Marketers Go Halfsies on Mobile Apps
Mobile apps may be redundant marketing mechanisms for brands with mobile-optimized sites, so it makes sense that more than half of them still haven’t adopted the tech, hypothesizes Target Marketing research.
In 2016, nearly half of marketers were investing in apps—possibly mostly as a branding device that keeps the companies front-of-mind, according to findings from “Marketing Mix Trends 2010-2016,” Target Marketing’s analysis of six years of “Media Usage Survey” data. The report examines this tactic from 2011 to 2016. The “Mobile Apps” section is part of a benchmarking of marketing media channels, technology and tactics included in the Target Marketing/NAPCO Research study. Both Target Marketing and NAPCO Research are NAPCO Media brands.
Mobile App Marketing

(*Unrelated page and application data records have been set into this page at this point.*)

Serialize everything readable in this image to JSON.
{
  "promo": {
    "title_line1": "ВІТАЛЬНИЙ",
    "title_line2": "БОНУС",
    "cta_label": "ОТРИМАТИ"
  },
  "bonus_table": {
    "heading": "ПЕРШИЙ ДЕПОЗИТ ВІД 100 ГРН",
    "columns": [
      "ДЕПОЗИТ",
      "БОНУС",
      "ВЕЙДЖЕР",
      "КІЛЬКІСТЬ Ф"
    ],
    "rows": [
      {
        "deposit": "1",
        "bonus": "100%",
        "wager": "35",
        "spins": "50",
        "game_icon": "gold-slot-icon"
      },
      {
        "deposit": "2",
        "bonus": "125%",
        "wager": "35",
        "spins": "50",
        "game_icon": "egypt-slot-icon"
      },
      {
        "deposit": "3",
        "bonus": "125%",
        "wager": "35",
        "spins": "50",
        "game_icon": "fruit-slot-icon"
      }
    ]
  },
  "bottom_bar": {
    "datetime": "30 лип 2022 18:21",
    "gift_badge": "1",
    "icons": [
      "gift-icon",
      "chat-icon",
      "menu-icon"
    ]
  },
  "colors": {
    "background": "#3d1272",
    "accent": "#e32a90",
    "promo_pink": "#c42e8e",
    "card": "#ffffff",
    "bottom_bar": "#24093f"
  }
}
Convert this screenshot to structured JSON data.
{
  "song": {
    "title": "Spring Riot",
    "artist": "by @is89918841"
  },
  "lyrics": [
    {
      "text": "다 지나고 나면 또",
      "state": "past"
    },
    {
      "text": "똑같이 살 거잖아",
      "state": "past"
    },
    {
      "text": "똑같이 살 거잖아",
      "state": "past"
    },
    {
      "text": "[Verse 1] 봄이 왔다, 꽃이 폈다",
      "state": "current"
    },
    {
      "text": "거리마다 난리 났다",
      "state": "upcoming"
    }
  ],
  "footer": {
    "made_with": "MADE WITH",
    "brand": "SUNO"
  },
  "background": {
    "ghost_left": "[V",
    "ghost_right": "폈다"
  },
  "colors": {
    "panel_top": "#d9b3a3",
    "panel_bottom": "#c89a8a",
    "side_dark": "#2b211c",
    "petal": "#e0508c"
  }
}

The excerpt below from “Marketing Mix Trends 2010-2016” illustrates marketers’ use of this tactic.
App adoption seems to be slowing. At 24 percent in 2016, the percentage of respondents who increased their investment in this technology is the lowest it has been in half a decade, while the percentage who kept their rate of app use consistent is as high as it has ever been — 21 percent, up from 12 to 17 percent in years past.
The number of respondents who don’t use apps at all has remained more or less consistent during the past half-decade, at just over half. This passes the smell test, especially for organizations whose websites are mobile-optimized: An app provides a specific functionality, and if a site is already m-commerce optimized, for some marketers, anything else might be redundant. But these organizations might use an app to offer a value-added branding mechanism, something a customer or prospect might use on a semi-regular basis that would keep the brand front-of-mind.